Content starts

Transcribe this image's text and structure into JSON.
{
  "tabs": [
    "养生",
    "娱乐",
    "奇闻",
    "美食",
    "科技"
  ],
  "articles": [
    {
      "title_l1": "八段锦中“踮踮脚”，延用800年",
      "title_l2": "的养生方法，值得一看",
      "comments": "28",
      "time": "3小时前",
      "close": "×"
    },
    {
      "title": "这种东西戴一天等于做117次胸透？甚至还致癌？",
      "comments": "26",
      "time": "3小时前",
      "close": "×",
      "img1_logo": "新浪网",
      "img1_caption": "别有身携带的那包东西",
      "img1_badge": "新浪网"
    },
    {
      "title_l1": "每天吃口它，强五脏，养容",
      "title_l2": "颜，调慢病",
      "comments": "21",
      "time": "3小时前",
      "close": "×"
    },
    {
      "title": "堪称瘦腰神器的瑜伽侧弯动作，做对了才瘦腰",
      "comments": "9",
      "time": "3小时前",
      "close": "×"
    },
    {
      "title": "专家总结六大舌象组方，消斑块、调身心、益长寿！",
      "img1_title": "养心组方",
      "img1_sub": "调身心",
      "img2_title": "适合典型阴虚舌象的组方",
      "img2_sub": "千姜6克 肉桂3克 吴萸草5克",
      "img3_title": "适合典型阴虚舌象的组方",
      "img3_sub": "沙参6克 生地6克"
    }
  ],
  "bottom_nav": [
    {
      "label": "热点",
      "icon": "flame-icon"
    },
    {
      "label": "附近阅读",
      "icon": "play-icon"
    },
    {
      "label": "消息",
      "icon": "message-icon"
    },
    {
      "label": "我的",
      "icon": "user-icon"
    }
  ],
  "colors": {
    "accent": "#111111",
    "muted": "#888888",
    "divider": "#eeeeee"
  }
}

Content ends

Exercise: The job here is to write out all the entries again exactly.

Response to the exercise:
Transcribe this image's text and structure into JSON.
{
  "tabs": [
    "养生",
    "娱乐",
    "奇闻",
    "美食",
    "科技"
  ],
  "articles": [
    {
      "title_l1": "八段锦中“踮踮脚”，延用800年",
      "title_l2": "的养生方法，值得一看",
      "comments": "28",
      "time": "3小时前",
      "close": "×"
    },
    {
      "title": "这种东西戴一天等于做117次胸透？甚至还致癌？",
      "comments": "26",
      "time": "3小时前",
      "close": "×",
      "img1_logo": "新浪网",
      "img1_caption": "别有身携带的那包东西",
      "img1_badge": "新浪网"
    },
    {
      "title_l1": "每天吃口它，强五脏，养容",
      "title_l2": "颜，调慢病",
      "comments": "21",
      "time": "3小时前",
      "close": "×"
    },
    {
      "title": "堪称瘦腰神器的瑜伽侧弯动作，做对了才瘦腰",
      "comments": "9",
      "time": "3小时前",
      "close": "×"
    },
    {
      "title": "专家总结六大舌象组方，消斑块、调身心、益长寿！",
      "img1_title": "养心组方",
      "img1_sub": "调身心",
      "img2_title": "适合典型阴虚舌象的组方",
      "img2_sub": "千姜6克 肉桂3克 吴萸草5克",
      "img3_title": "适合典型阴虚舌象的组方",
      "img3_sub": "沙参6克 生地6克"
    }
  ],
  "bottom_nav": [
    {
      "label": "热点",
      "icon": "flame-icon"
    },
    {
      "label": "附近阅读",
      "icon": "play-icon"
    },
    {
      "label": "消息",
      "icon": "message-icon"
    },
    {
      "label": "我的",
      "icon": "user-icon"
    }
  ],
  "colors": {
    "accent": "#111111",
    "muted": "#888888",
    "divider": "#eeeeee"
  }
}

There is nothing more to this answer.